What is required ▸ Within the records, tally the lines that contain "this" and reply with that number only.

Records for the task ▸
- - - - -
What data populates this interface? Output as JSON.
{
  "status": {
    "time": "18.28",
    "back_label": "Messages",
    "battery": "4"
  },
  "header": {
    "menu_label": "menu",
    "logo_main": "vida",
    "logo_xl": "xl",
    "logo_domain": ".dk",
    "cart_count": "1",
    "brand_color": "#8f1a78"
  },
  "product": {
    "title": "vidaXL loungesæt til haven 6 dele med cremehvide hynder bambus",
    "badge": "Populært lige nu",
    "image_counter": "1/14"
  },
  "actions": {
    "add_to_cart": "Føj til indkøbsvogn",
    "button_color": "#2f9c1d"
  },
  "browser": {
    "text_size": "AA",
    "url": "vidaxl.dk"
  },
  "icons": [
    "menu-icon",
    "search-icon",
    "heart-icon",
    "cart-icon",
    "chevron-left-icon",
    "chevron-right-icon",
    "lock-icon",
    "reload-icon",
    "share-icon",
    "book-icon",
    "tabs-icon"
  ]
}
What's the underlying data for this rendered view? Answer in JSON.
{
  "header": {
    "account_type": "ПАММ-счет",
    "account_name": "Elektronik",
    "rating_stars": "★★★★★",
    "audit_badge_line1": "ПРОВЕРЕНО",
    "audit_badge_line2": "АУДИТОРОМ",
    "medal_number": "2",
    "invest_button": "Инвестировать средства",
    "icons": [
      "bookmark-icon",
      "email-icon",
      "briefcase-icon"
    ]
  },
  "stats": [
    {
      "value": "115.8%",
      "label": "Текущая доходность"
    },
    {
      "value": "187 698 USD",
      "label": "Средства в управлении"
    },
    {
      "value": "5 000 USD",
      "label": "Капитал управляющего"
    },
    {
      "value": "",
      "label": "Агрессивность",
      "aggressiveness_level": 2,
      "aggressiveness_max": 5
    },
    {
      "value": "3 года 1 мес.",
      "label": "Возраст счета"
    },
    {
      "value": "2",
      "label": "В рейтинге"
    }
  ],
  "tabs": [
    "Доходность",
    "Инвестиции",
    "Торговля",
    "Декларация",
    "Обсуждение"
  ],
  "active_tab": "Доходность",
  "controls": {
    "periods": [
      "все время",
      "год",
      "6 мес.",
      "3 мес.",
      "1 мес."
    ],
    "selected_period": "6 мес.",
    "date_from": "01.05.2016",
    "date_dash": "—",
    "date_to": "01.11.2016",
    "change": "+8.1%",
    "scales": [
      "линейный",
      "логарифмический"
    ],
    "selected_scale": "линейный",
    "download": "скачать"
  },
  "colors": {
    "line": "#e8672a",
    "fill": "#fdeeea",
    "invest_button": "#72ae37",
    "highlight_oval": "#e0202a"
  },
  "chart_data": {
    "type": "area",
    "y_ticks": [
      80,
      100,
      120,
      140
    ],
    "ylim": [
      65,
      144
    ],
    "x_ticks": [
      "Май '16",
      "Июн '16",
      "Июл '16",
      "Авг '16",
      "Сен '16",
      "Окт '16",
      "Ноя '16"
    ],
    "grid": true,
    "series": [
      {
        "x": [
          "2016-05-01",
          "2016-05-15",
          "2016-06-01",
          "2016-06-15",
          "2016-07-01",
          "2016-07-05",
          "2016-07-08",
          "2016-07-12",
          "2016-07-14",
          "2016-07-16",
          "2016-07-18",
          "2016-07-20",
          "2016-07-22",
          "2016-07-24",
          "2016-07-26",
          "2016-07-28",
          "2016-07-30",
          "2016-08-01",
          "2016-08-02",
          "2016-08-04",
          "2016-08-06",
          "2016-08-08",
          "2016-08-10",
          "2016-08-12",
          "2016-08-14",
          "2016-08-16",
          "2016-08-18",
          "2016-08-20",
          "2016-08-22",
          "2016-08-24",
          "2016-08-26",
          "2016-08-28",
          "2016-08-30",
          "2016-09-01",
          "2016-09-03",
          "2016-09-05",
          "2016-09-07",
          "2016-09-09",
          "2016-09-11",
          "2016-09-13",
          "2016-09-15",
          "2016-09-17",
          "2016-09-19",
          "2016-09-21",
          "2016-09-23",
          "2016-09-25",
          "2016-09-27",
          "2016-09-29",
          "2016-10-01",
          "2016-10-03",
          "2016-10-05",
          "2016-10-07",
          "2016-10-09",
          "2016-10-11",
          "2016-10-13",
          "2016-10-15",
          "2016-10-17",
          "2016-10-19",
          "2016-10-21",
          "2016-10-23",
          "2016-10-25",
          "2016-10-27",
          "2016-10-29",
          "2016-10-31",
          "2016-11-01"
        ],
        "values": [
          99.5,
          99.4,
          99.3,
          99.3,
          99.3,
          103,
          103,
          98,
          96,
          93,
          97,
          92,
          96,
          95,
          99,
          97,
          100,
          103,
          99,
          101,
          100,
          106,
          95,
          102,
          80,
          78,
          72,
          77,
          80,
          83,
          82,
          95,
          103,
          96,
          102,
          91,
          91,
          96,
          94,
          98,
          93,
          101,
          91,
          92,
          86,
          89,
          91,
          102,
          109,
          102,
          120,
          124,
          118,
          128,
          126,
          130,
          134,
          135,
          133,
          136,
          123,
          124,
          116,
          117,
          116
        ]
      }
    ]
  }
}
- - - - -
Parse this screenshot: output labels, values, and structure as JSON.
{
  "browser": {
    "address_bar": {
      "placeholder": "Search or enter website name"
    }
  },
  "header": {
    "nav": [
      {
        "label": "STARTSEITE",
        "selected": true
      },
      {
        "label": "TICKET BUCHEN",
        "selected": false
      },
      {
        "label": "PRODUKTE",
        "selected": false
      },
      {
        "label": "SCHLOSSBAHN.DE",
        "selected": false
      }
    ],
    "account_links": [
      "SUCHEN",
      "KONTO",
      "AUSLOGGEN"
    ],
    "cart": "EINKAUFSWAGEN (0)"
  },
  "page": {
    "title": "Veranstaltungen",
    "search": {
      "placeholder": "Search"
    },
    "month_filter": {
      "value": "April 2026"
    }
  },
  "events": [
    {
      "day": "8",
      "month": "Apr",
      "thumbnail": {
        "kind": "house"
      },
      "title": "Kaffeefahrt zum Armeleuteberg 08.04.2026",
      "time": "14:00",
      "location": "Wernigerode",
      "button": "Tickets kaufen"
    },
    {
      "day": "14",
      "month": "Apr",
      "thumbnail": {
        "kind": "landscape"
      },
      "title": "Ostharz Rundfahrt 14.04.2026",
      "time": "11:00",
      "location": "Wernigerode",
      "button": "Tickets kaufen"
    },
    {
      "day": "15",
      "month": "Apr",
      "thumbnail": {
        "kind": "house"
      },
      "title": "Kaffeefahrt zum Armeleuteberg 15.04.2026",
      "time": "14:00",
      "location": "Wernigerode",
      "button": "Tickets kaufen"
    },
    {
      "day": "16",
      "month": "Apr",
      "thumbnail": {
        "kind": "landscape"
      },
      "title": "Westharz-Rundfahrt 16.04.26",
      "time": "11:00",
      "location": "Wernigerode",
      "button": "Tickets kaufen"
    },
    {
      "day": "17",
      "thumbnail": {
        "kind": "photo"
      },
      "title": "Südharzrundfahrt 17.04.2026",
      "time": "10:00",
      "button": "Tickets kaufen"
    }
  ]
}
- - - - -
Expected answer ▸ 3